* _Exercise_
Please count the lines in the listing below where the word "from" appears. Give the number only.

* _Material to process_

____

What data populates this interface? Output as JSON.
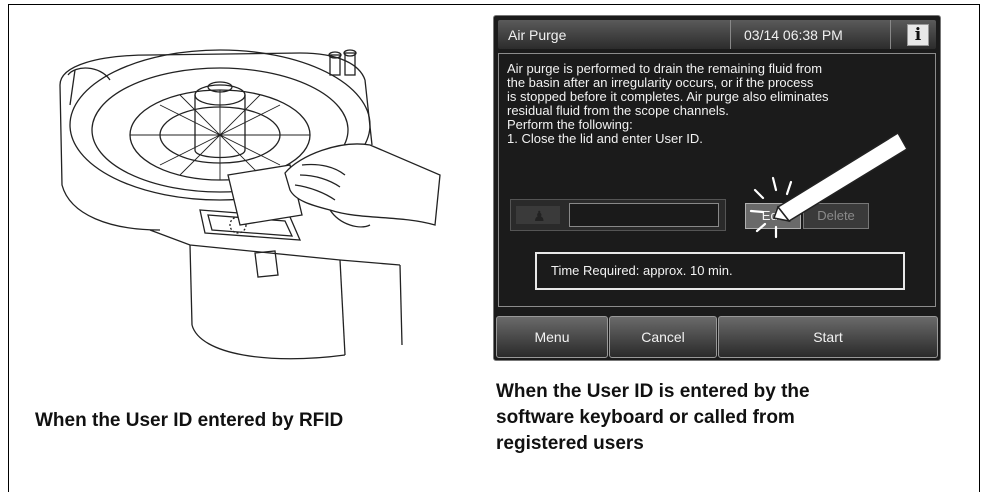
{
  "screen": {
    "title": "Air Purge",
    "datetime": "03/14 06:38 PM",
    "info_icon_glyph": "i",
    "message_lines": [
      "Air purge is performed to drain the remaining fluid from",
      "the basin after an irregularity occurs, or if the process",
      "is stopped before it completes. Air purge also eliminates",
      "residual fluid from the scope channels.",
      "Perform the following:",
      "1. Close the lid and enter User ID."
    ],
    "edit_label": "Edit",
    "delete_label": "Delete",
    "time_required": "Time Required: approx. 10 min.",
    "buttons": {
      "menu": "Menu",
      "cancel": "Cancel",
      "start": "Start"
    }
  },
  "captions": {
    "left": "When the User ID entered by RFID",
    "right_lines": [
      "When the User ID is entered by the",
      "software keyboard or called from",
      "registered users"
    ]
  },
  "icons": {
    "user": "user-icon",
    "info": "info-icon",
    "stylus": "stylus-icon",
    "rfid_card": "rfid-card-icon"
  },
  "colors": {
    "screen_bg": "#1b1b1b",
    "text": "#f2f2f2",
    "caption": "#111111"
  }
}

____

* _Answer box_
3